2.a.1 and the requirements for application period contained in the GPAM 
Part F: Chapter 3.b.3 to expeditiously award funds to new health 
centers to improve access to services and clinical outcomes for the 
nation's most vulnerable populations through the patient centered 
medical home model.

SUPPLEMENTARY INFORMATION: 
    Intended Recipient of the Award: Health Center Program award 
recipients receiving Health Center Program funding for the first time 
in fiscal years (FYs) 2012, 2013, 2014, and 2015.
    Amount of Competitive Awards: Approximately $10 million will be 
awarded in FY 2016 through a one-time supplement.
    Period of Supplemental Funding: Anticipated 12 month project period 
is August 1, 2016, through July 31, 2017.

CFDA Number: 93.224

    Authority:  Section 330 of the Public Health Service Act, as 
amended (42 U.S.C. 254b, as amended).

    Justification: Targeting the nation's neediest populations and 
geographic areas, the Health Center Program supports more than 1,300 
health centers that operate over 9,000 service delivery sites in every 
state, the District of Columbia, Puerto Rico, the Virgin Islands, and 
the Pacific Basin. Nearly 23 million patients received comprehensive, 
culturally competent, quality primary health care services through the 
Health Center Program award recipients in 2014.
    The FY 2016 Health Center Program Patient Centered Medical Home 
Supplement is a one-time supplemental funding opportunity that supports 
the upfront costs new Health Center Program award recipients face to 
become patient centered medical homes. Organizational transformation to 
achieve initial and more advanced levels of patient centered medical 
home recognition is costly. As of September 2015, data show that among 
the health centers eligible for this award only approximately 20 
percent have achieved patient centered medical home recognition 
compared to 65 percent across all health centers. The

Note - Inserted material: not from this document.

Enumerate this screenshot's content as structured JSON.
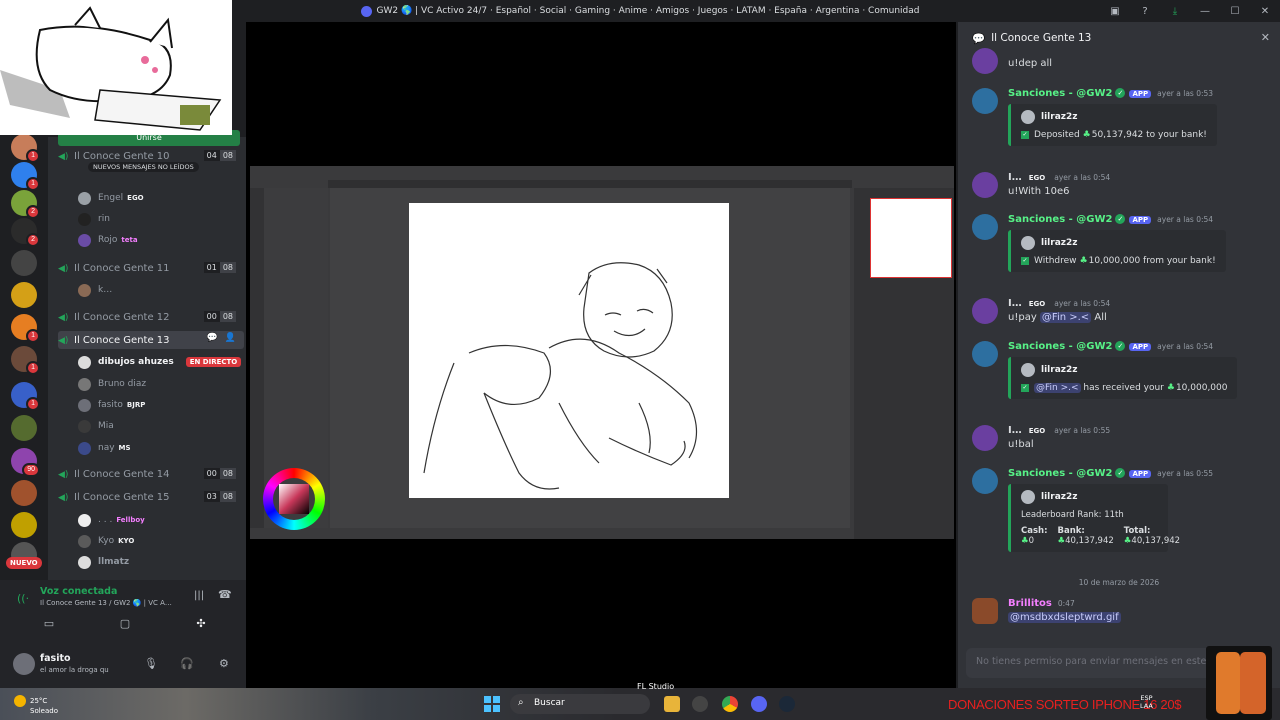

[[Page 29871]]

discrepancy suggests the efficacy of BPHC's past investments in FY 2011 
and FY 2012 that supported health centers funded before FY 2012 achieve 
patient centered medical home recognition. The FY 2016 Health Center 
Program Patient Centered Medical Home Supplement is the first funding 
not tied to capital improvements that BPHC has offered to support 
health centers' evolution to patient centered medical homes since FY 
2012.

FOR FURTHER INFORMATION CONTACT: Olivia Shockey, Expansion Division 
Director, Office of Policy and Program Development, Bureau of Primary 
Health Care, Health Resources and Services Administration at 301-443-
9282 or oshockey@hrsa.gov.

    Dated: May 5, 2016.
James Macrae,
Acting Administrator.
[FR Doc. 2016-11413 Filed 5-12-16; 8:45 am]
BILLING CODE 4165-15-P